Data for review Start Marker

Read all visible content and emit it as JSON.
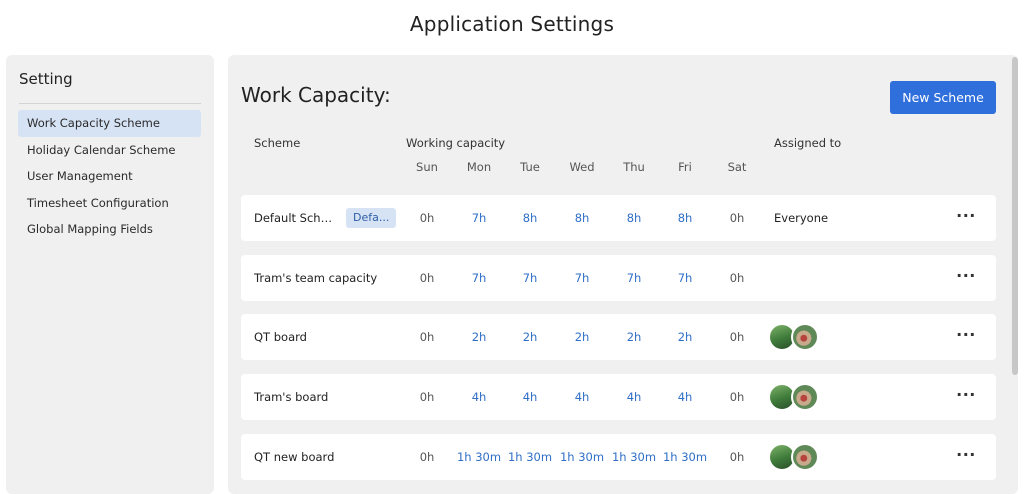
{
  "page": {
    "title": "Application Settings"
  },
  "sidebar": {
    "title": "Setting",
    "items": [
      {
        "label": "Work Capacity Scheme",
        "active": true
      },
      {
        "label": "Holiday Calendar Scheme",
        "active": false
      },
      {
        "label": "User Management",
        "active": false
      },
      {
        "label": "Timesheet Configuration",
        "active": false
      },
      {
        "label": "Global Mapping Fields",
        "active": false
      }
    ]
  },
  "main": {
    "title": "Work Capacity:",
    "new_scheme_label": "New Scheme",
    "headers": {
      "scheme": "Scheme",
      "working_capacity": "Working capacity",
      "assigned_to": "Assigned to",
      "days": [
        "Sun",
        "Mon",
        "Tue",
        "Wed",
        "Thu",
        "Fri",
        "Sat"
      ]
    },
    "rows": [
      {
        "name": "Default Sche...",
        "badge": "Defa...",
        "days": [
          "0h",
          "7h",
          "8h",
          "8h",
          "8h",
          "8h",
          "0h"
        ],
        "assigned": "Everyone",
        "avatars": 0,
        "more": "···"
      },
      {
        "name": "Tram's team capacity",
        "badge": "",
        "days": [
          "0h",
          "7h",
          "7h",
          "7h",
          "7h",
          "7h",
          "0h"
        ],
        "assigned": "",
        "avatars": 0,
        "more": "···"
      },
      {
        "name": "QT board",
        "badge": "",
        "days": [
          "0h",
          "2h",
          "2h",
          "2h",
          "2h",
          "2h",
          "0h"
        ],
        "assigned": "",
        "avatars": 2,
        "more": "···"
      },
      {
        "name": "Tram's board",
        "badge": "",
        "days": [
          "0h",
          "4h",
          "4h",
          "4h",
          "4h",
          "4h",
          "0h"
        ],
        "assigned": "",
        "avatars": 2,
        "more": "···"
      },
      {
        "name": "QT new board",
        "badge": "",
        "days": [
          "0h",
          "1h 30m",
          "1h 30m",
          "1h 30m",
          "1h 30m",
          "1h 30m",
          "0h"
        ],
        "assigned": "",
        "avatars": 2,
        "more": "···"
      }
    ]
  },
  "colors": {
    "accent": "#2f6fdb",
    "panel_bg": "#f0f0f0",
    "selected_bg": "#d6e3f5",
    "capacity_text": "#2f6fc7"
  }
}
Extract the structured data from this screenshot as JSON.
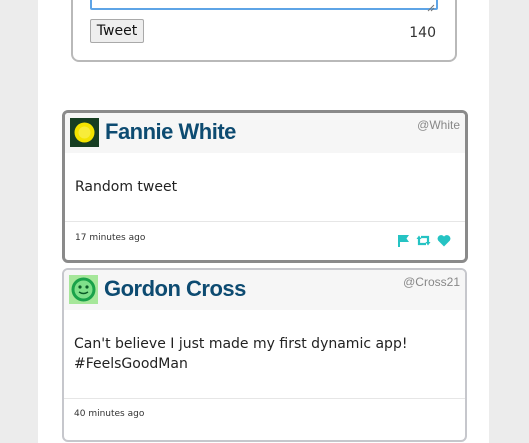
{
  "composer": {
    "button_label": "Tweet",
    "char_count": "140"
  },
  "tweets": [
    {
      "name": "Fannie White",
      "handle": "@White",
      "text": "Random tweet",
      "time": "17 minutes ago",
      "avatar_icon": "sun-icon"
    },
    {
      "name": "Gordon Cross",
      "handle": "@Cross21",
      "text": "Can't believe I just made my first dynamic app!\n#FeelsGoodMan",
      "time": "40 minutes ago",
      "avatar_icon": "pickle-face-icon"
    }
  ],
  "colors": {
    "name": "#0d4b71",
    "action_icons": "#25c3c3",
    "textarea_focus": "#5ea4e6"
  }
}
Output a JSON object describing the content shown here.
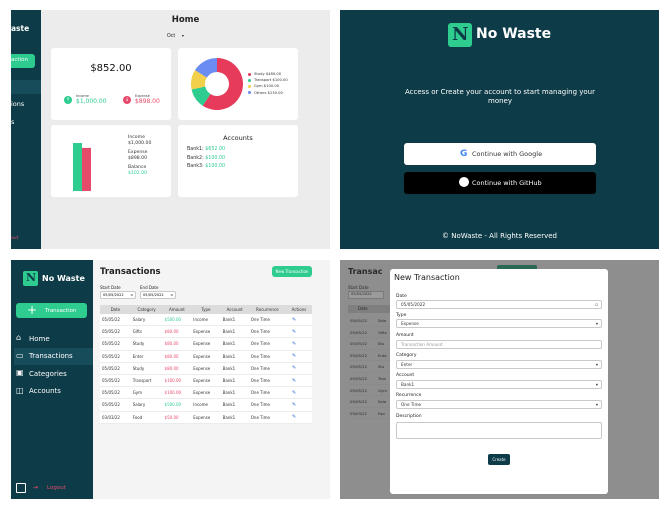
{
  "dashboard": {
    "brand_fragment": "aste",
    "add_fragment": "action",
    "nav_fragments": [
      "ions",
      "s"
    ],
    "logout_fragment": "out",
    "title": "Home",
    "month": "Oct",
    "balance": "$852.00",
    "income_label": "Income",
    "income_value": "$1,000.00",
    "expense_label": "Expense",
    "expense_value": "$898.00",
    "legend": [
      {
        "label": "Study",
        "value": "$480.00",
        "color": "#e63b5a"
      },
      {
        "label": "Transport",
        "value": "$100.00",
        "color": "#2ecc8f"
      },
      {
        "label": "Gym",
        "value": "$100.00",
        "color": "#f2d04c"
      },
      {
        "label": "Others",
        "value": "$130.00",
        "color": "#6b8cf2"
      }
    ],
    "pie_values": [
      480,
      100,
      100,
      130
    ],
    "summary": {
      "income_label": "Income",
      "income_value": "$1,000.00",
      "expense_label": "Expense",
      "expense_value": "$898.00",
      "balance_label": "Balance",
      "balance_value": "$102.00"
    },
    "bar_values": [
      1000,
      898
    ],
    "accounts_title": "Accounts",
    "accounts": [
      {
        "label": "Bank1:",
        "value": "$652.00"
      },
      {
        "label": "Bank2:",
        "value": "$100.00"
      },
      {
        "label": "Bank3:",
        "value": "$100.00"
      }
    ]
  },
  "login": {
    "logo_letter": "N",
    "app_name": "No Waste",
    "tagline": "Access or Create your account to start managing your money",
    "google_button": "Continue with Google",
    "github_button": "Continue with GitHub",
    "footer": "© NoWaste - All Rights Reserved"
  },
  "transactions": {
    "logo_letter": "N",
    "app_name": "No Waste",
    "add_button": "Transaction",
    "nav": [
      {
        "label": "Home",
        "icon": "home-icon"
      },
      {
        "label": "Transactions",
        "icon": "card-icon"
      },
      {
        "label": "Categories",
        "icon": "category-icon"
      },
      {
        "label": "Accounts",
        "icon": "accounts-icon"
      }
    ],
    "logout": "Logout",
    "title": "Transactions",
    "new_button": "New Transaction",
    "start_label": "Start Date",
    "start_value": "05/05/2022",
    "end_label": "End Date",
    "end_value": "05/05/2022",
    "columns": [
      "Date",
      "Category",
      "Amount",
      "Type",
      "Account",
      "Recurrence",
      "Actions"
    ],
    "rows": [
      [
        "05/05/22",
        "Salary",
        "$500.00",
        "Income",
        "Bank1",
        "One Time"
      ],
      [
        "05/05/22",
        "Gifts",
        "$80.00",
        "Expense",
        "Bank1",
        "One Time"
      ],
      [
        "05/05/22",
        "Study",
        "$80.00",
        "Expense",
        "Bank1",
        "One Time"
      ],
      [
        "05/05/22",
        "Enter",
        "$80.00",
        "Expense",
        "Bank1",
        "One Time"
      ],
      [
        "05/05/22",
        "Study",
        "$80.00",
        "Expense",
        "Bank1",
        "One Time"
      ],
      [
        "05/05/22",
        "Transport",
        "$100.00",
        "Expense",
        "Bank1",
        "One Time"
      ],
      [
        "05/05/22",
        "Gym",
        "$100.00",
        "Expense",
        "Bank1",
        "One Time"
      ],
      [
        "05/05/22",
        "Salary",
        "$500.00",
        "Income",
        "Bank1",
        "One Time"
      ],
      [
        "03/03/22",
        "Food",
        "$50.00",
        "Expense",
        "Bank1",
        "One Time"
      ]
    ]
  },
  "modal": {
    "bg_title_fragment": "Transac",
    "bg_start_label": "Start Date",
    "bg_start_value": "05/05/2022",
    "bg_date_header": "Date",
    "bg_rows": [
      {
        "date": "05/05/22",
        "cat": "Sala"
      },
      {
        "date": "05/05/22",
        "cat": "Gifts"
      },
      {
        "date": "05/05/22",
        "cat": "Stu"
      },
      {
        "date": "05/05/22",
        "cat": "Ente"
      },
      {
        "date": "05/05/22",
        "cat": "Stu"
      },
      {
        "date": "05/05/22",
        "cat": "Tran"
      },
      {
        "date": "05/05/22",
        "cat": "Gym"
      },
      {
        "date": "05/05/22",
        "cat": "Sala"
      },
      {
        "date": "03/03/22",
        "cat": "Foo"
      }
    ],
    "title": "New Transaction",
    "date_label": "Date",
    "date_value": "05/05/2022",
    "type_label": "Type",
    "type_value": "Expense",
    "amount_label": "Amount",
    "amount_placeholder": "Transaction Amount",
    "category_label": "Category",
    "category_value": "Enter",
    "account_label": "Account",
    "account_value": "Bank1",
    "recurrence_label": "Recurrence",
    "recurrence_value": "One Time",
    "description_label": "Description",
    "create_button": "Create"
  },
  "colors": {
    "dark_teal": "#0d3b47",
    "accent_green": "#2ecc8f",
    "expense_red": "#e64a6b"
  }
}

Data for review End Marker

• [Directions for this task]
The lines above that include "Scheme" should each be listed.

• [Output of the task]
        "label": "Work Capacity Scheme",
        "label": "Holiday Calendar Scheme",
    "new_scheme_label": "New Scheme",
      "scheme": "Scheme",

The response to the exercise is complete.